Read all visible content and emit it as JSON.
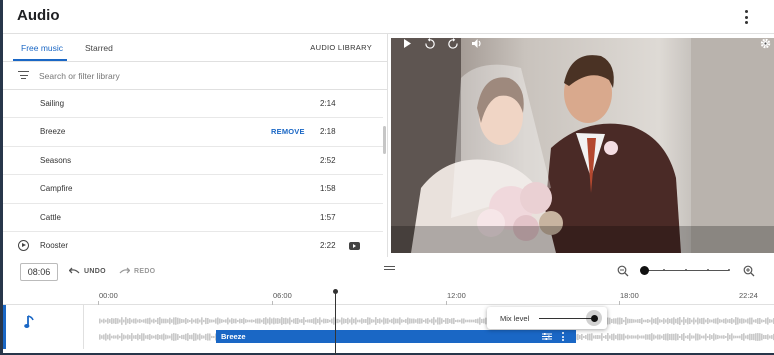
{
  "header": {
    "title": "Audio",
    "more_icon": "more-vert-icon"
  },
  "library": {
    "tabs": [
      {
        "label": "Free music",
        "active": true
      },
      {
        "label": "Starred",
        "active": false
      }
    ],
    "audio_library_label": "AUDIO LIBRARY",
    "search": {
      "placeholder": "Search or filter library",
      "value": ""
    },
    "tracks": [
      {
        "name": "Sailing",
        "duration": "2:14"
      },
      {
        "name": "Breeze",
        "duration": "2:18",
        "action": "REMOVE"
      },
      {
        "name": "Seasons",
        "duration": "2:52"
      },
      {
        "name": "Campfire",
        "duration": "1:58"
      },
      {
        "name": "Cattle",
        "duration": "1:57"
      },
      {
        "name": "Rooster",
        "duration": "2:22"
      }
    ]
  },
  "toolbar": {
    "current_time": "08:06",
    "undo_label": "UNDO",
    "redo_label": "REDO",
    "zoom_level": 0
  },
  "timeline": {
    "ruler_labels": [
      "00:00",
      "06:00",
      "12:00",
      "18:00",
      "22:24"
    ],
    "clip": {
      "name": "Breeze"
    },
    "mix": {
      "label": "Mix level",
      "level": 1.0
    }
  },
  "colors": {
    "accent": "#1a67c5",
    "frame": "#28364a"
  }
}
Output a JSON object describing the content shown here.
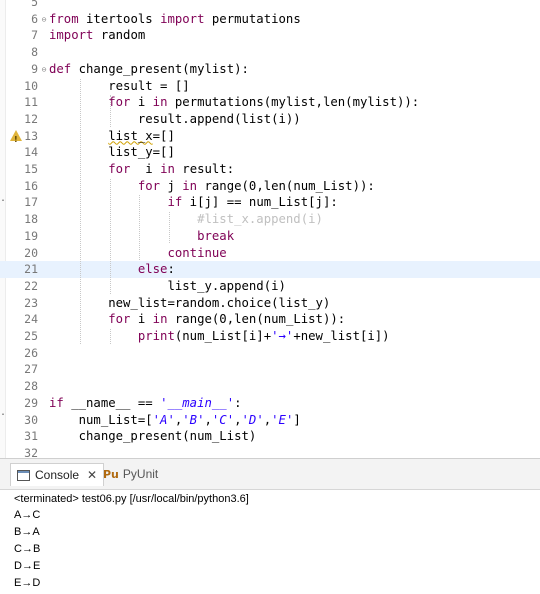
{
  "editor": {
    "lines": [
      {
        "n": "5",
        "text": ""
      },
      {
        "n": "6",
        "text": "from itertools import permutations",
        "fold": true
      },
      {
        "n": "7",
        "text": "import random"
      },
      {
        "n": "8",
        "text": ""
      },
      {
        "n": "9",
        "text": "def change_present(mylist):",
        "fold": true
      },
      {
        "n": "10",
        "text": "        result = []"
      },
      {
        "n": "11",
        "text": "        for i in permutations(mylist,len(mylist)):"
      },
      {
        "n": "12",
        "text": "            result.append(list(i))"
      },
      {
        "n": "13",
        "text": "        list_x=[]",
        "warning": true
      },
      {
        "n": "14",
        "text": "        list_y=[]"
      },
      {
        "n": "15",
        "text": "        for  i in result:"
      },
      {
        "n": "16",
        "text": "            for j in range(0,len(num_List)):"
      },
      {
        "n": "17",
        "text": "                if i[j] == num_List[j]:"
      },
      {
        "n": "18",
        "text": "                    #list_x.append(i)"
      },
      {
        "n": "19",
        "text": "                    break"
      },
      {
        "n": "20",
        "text": "                continue"
      },
      {
        "n": "21",
        "text": "            else:",
        "current": true
      },
      {
        "n": "22",
        "text": "                list_y.append(i)"
      },
      {
        "n": "23",
        "text": "        new_list=random.choice(list_y)"
      },
      {
        "n": "24",
        "text": "        for i in range(0,len(num_List)):"
      },
      {
        "n": "25",
        "text": "            print(num_List[i]+'→'+new_list[i])"
      },
      {
        "n": "26",
        "text": ""
      },
      {
        "n": "27",
        "text": ""
      },
      {
        "n": "28",
        "text": ""
      },
      {
        "n": "29",
        "text": "if __name__ == '__main__':"
      },
      {
        "n": "30",
        "text": "    num_List=['A','B','C','D','E']"
      },
      {
        "n": "31",
        "text": "    change_present(num_List)"
      },
      {
        "n": "32",
        "text": ""
      }
    ]
  },
  "console": {
    "tabs": [
      {
        "label": "Console",
        "icon": "console-icon",
        "active": true
      },
      {
        "label": "PyUnit",
        "icon": "pyunit-icon",
        "active": false
      }
    ],
    "status": "<terminated> test06.py [/usr/local/bin/python3.6]",
    "output": [
      "A→C",
      "B→A",
      "C→B",
      "D→E",
      "E→D"
    ]
  }
}
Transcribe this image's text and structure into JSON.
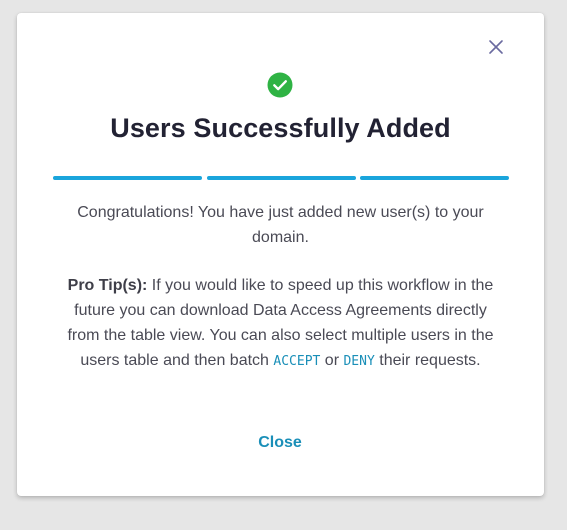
{
  "modal": {
    "title": "Users Successfully Added",
    "message": "Congratulations! You have just added new user(s) to your domain.",
    "tip": {
      "label": "Pro Tip(s):",
      "text_before_accept": " If you would like to speed up this workflow in the future you can download Data Access Agreements directly from the table view. You can also select multiple users in the users table and then batch ",
      "accept_keyword": "ACCEPT",
      "text_between": " or ",
      "deny_keyword": "DENY",
      "text_after_deny": " their requests."
    },
    "close_button_label": "Close",
    "progress_steps": 3,
    "icons": {
      "success": "check-circle-icon",
      "dismiss": "close-icon"
    }
  },
  "colors": {
    "accent": "#1aa5dc",
    "success": "#2fb344",
    "link": "#1a8fb8",
    "title": "#222233",
    "dismiss_icon": "#6a6aa0"
  }
}
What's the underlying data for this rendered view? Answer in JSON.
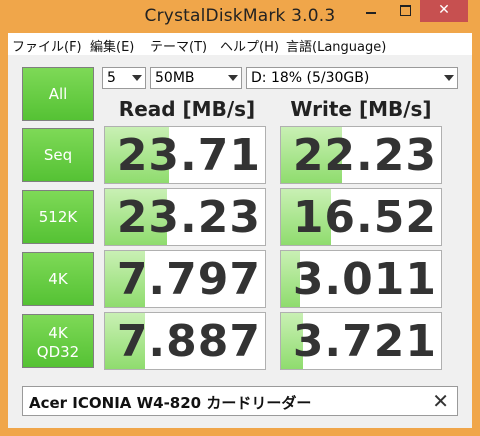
{
  "window": {
    "title": "CrystalDiskMark 3.0.3",
    "close_glyph": "✕"
  },
  "menu": [
    "ファイル(F)",
    "編集(E)",
    "テーマ(T)",
    "ヘルプ(H)",
    "言語(Language)"
  ],
  "controls": {
    "count": "5",
    "size": "50MB",
    "drive": "D: 18% (5/30GB)"
  },
  "headers": {
    "read": "Read [MB/s]",
    "write": "Write [MB/s]"
  },
  "buttons": {
    "all": "All",
    "seq": "Seq",
    "k512": "512K",
    "k4": "4K",
    "k4qd32_line1": "4K",
    "k4qd32_line2": "QD32"
  },
  "results": {
    "seq": {
      "read": "23.71",
      "write": "22.23",
      "read_bar": 0.4,
      "write_bar": 0.38
    },
    "k512": {
      "read": "23.23",
      "write": "16.52",
      "read_bar": 0.39,
      "write_bar": 0.31
    },
    "k4": {
      "read": "7.797",
      "write": "3.011",
      "read_bar": 0.25,
      "write_bar": 0.12
    },
    "k4qd32": {
      "read": "7.887",
      "write": "3.721",
      "read_bar": 0.25,
      "write_bar": 0.14
    }
  },
  "comment": {
    "text": "Acer ICONIA W4-820 カードリーダー",
    "clear_glyph": "✕"
  },
  "colors": {
    "title_bg": "#f0a64a",
    "button_green": "#55c234",
    "bar_green": "#8fdc6e",
    "close_red": "#c75050"
  }
}
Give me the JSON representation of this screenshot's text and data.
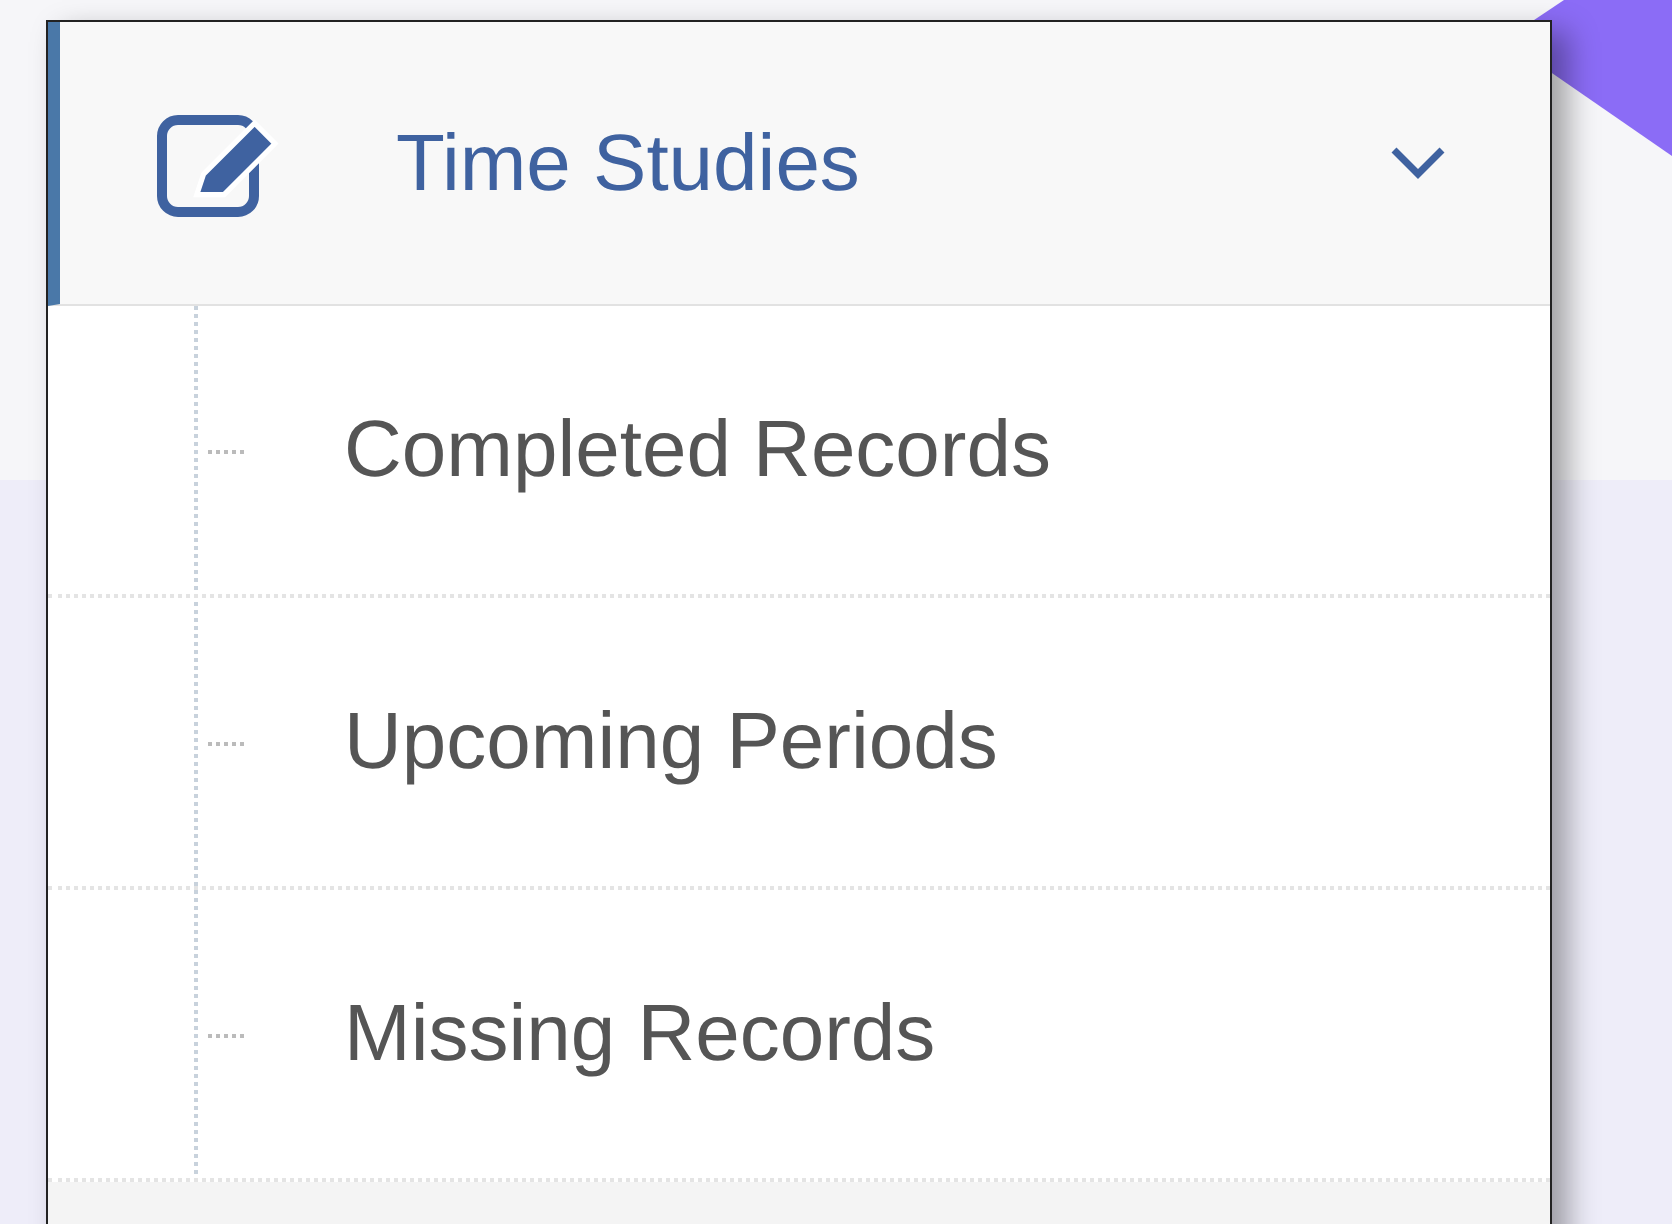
{
  "menu_section": {
    "title": "Time Studies",
    "expanded": true,
    "active": true,
    "items": [
      {
        "label": "Completed Records",
        "selected": false
      },
      {
        "label": "Upcoming Periods",
        "selected": false
      },
      {
        "label": "Missing Records",
        "selected": false
      }
    ]
  }
}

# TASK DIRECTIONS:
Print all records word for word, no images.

# RESPONSE AREA:
Read all visible content and emit it as JSON.
{
  "header": {
    "title": "Audio",
    "more_icon": "more-vert-icon"
  },
  "library": {
    "tabs": [
      {
        "label": "Free music",
        "active": true
      },
      {
        "label": "Starred",
        "active": false
      }
    ],
    "audio_library_label": "AUDIO LIBRARY",
    "search": {
      "placeholder": "Search or filter library",
      "value": ""
    },
    "tracks": [
      {
        "name": "Sailing",
        "duration": "2:14"
      },
      {
        "name": "Breeze",
        "duration": "2:18",
        "action": "REMOVE"
      },
      {
        "name": "Seasons",
        "duration": "2:52"
      },
      {
        "name": "Campfire",
        "duration": "1:58"
      },
      {
        "name": "Cattle",
        "duration": "1:57"
      },
      {
        "name": "Rooster",
        "duration": "2:22"
      }
    ]
  },
  "toolbar": {
    "current_time": "08:06",
    "undo_label": "UNDO",
    "redo_label": "REDO",
    "zoom_level": 0
  },
  "timeline": {
    "ruler_labels": [
      "00:00",
      "06:00",
      "12:00",
      "18:00",
      "22:24"
    ],
    "clip": {
      "name": "Breeze"
    },
    "mix": {
      "label": "Mix level",
      "level": 1.0
    }
  },
  "colors": {
    "accent": "#1a67c5",
    "frame": "#28364a"
  }
}
Output a JSON object describing the content shown here.
{
  "editor": {
    "lines": [
      {
        "n": "5",
        "text": ""
      },
      {
        "n": "6",
        "text": "from itertools import permutations",
        "fold": true
      },
      {
        "n": "7",
        "text": "import random"
      },
      {
        "n": "8",
        "text": ""
      },
      {
        "n": "9",
        "text": "def change_present(mylist):",
        "fold": true
      },
      {
        "n": "10",
        "text": "        result = []"
      },
      {
        "n": "11",
        "text": "        for i in permutations(mylist,len(mylist)):"
      },
      {
        "n": "12",
        "text": "            result.append(list(i))"
      },
      {
        "n": "13",
        "text": "        list_x=[]",
        "warning": true
      },
      {
        "n": "14",
        "text": "        list_y=[]"
      },
      {
        "n": "15",
        "text": "        for  i in result:"
      },
      {
        "n": "16",
        "text": "            for j in range(0,len(num_List)):"
      },
      {
        "n": "17",
        "text": "                if i[j] == num_List[j]:"
      },
      {
        "n": "18",
        "text": "                    #list_x.append(i)"
      },
      {
        "n": "19",
        "text": "                    break"
      },
      {
        "n": "20",
        "text": "                continue"
      },
      {
        "n": "21",
        "text": "            else:",
        "current": true
      },
      {
        "n": "22",
        "text": "                list_y.append(i)"
      },
      {
        "n": "23",
        "text": "        new_list=random.choice(list_y)"
      },
      {
        "n": "24",
        "text": "        for i in range(0,len(num_List)):"
      },
      {
        "n": "25",
        "text": "            print(num_List[i]+'→'+new_list[i])"
      },
      {
        "n": "26",
        "text": ""
      },
      {
        "n": "27",
        "text": ""
      },
      {
        "n": "28",
        "text": ""
      },
      {
        "n": "29",
        "text": "if __name__ == '__main__':"
      },
      {
        "n": "30",
        "text": "    num_List=['A','B','C','D','E']"
      },
      {
        "n": "31",
        "text": "    change_present(num_List)"
      },
      {
        "n": "32",
        "text": ""
      }
    ]
  },
  "console": {
    "tabs": [
      {
        "label": "Console",
        "icon": "console-icon",
        "active": true
      },
      {
        "label": "PyUnit",
        "icon": "pyunit-icon",
        "active": false
      }
    ],
    "status": "<terminated> test06.py [/usr/local/bin/python3.6]",
    "output": [
      "A→C",
      "B→A",
      "C→B",
      "D→E",
      "E→D"
    ]
  }
}
Transcribe this image's text and structure into JSON.
{
  "modal": {
    "title": "Users Successfully Added",
    "message": "Congratulations! You have just added new user(s) to your domain.",
    "tip": {
      "label": "Pro Tip(s):",
      "text_before_accept": " If you would like to speed up this workflow in the future you can download Data Access Agreements directly from the table view. You can also select multiple users in the users table and then batch ",
      "accept_keyword": "ACCEPT",
      "text_between": " or ",
      "deny_keyword": "DENY",
      "text_after_deny": " their requests."
    },
    "close_button_label": "Close",
    "progress_steps": 3,
    "icons": {
      "success": "check-circle-icon",
      "dismiss": "close-icon"
    }
  },
  "colors": {
    "accent": "#1aa5dc",
    "success": "#2fb344",
    "link": "#1a8fb8",
    "title": "#222233",
    "dismiss_icon": "#6a6aa0"
  }
}
What's the underlying data for this rendered view? Answer in JSON.
{
  "window": {
    "title": "CrystalDiskMark 3.0.3",
    "close_glyph": "✕"
  },
  "menu": [
    "ファイル(F)",
    "編集(E)",
    "テーマ(T)",
    "ヘルプ(H)",
    "言語(Language)"
  ],
  "controls": {
    "count": "5",
    "size": "50MB",
    "drive": "D: 18% (5/30GB)"
  },
  "headers": {
    "read": "Read [MB/s]",
    "write": "Write [MB/s]"
  },
  "buttons": {
    "all": "All",
    "seq": "Seq",
    "k512": "512K",
    "k4": "4K",
    "k4qd32_line1": "4K",
    "k4qd32_line2": "QD32"
  },
  "results": {
    "seq": {
      "read": "23.71",
      "write": "22.23",
      "read_bar": 0.4,
      "write_bar": 0.38
    },
    "k512": {
      "read": "23.23",
      "write": "16.52",
      "read_bar": 0.39,
      "write_bar": 0.31
    },
    "k4": {
      "read": "7.797",
      "write": "3.011",
      "read_bar": 0.25,
      "write_bar": 0.12
    },
    "k4qd32": {
      "read": "7.887",
      "write": "3.721",
      "read_bar": 0.25,
      "write_bar": 0.14
    }
  },
  "comment": {
    "text": "Acer ICONIA W4-820 カードリーダー",
    "clear_glyph": "✕"
  },
  "colors": {
    "title_bg": "#f0a64a",
    "button_green": "#55c234",
    "bar_green": "#8fdc6e",
    "close_red": "#c75050"
  }
}
Give me the JSON representation of this screenshot's text and data.
{
  "menu_section": {
    "title": "Time Studies",
    "expanded": true,
    "active": true,
    "items": [
      {
        "label": "Completed Records",
        "selected": false
      },
      {
        "label": "Upcoming Periods",
        "selected": false
      },
      {
        "label": "Missing Records",
        "selected": false
      }
    ]
  }
}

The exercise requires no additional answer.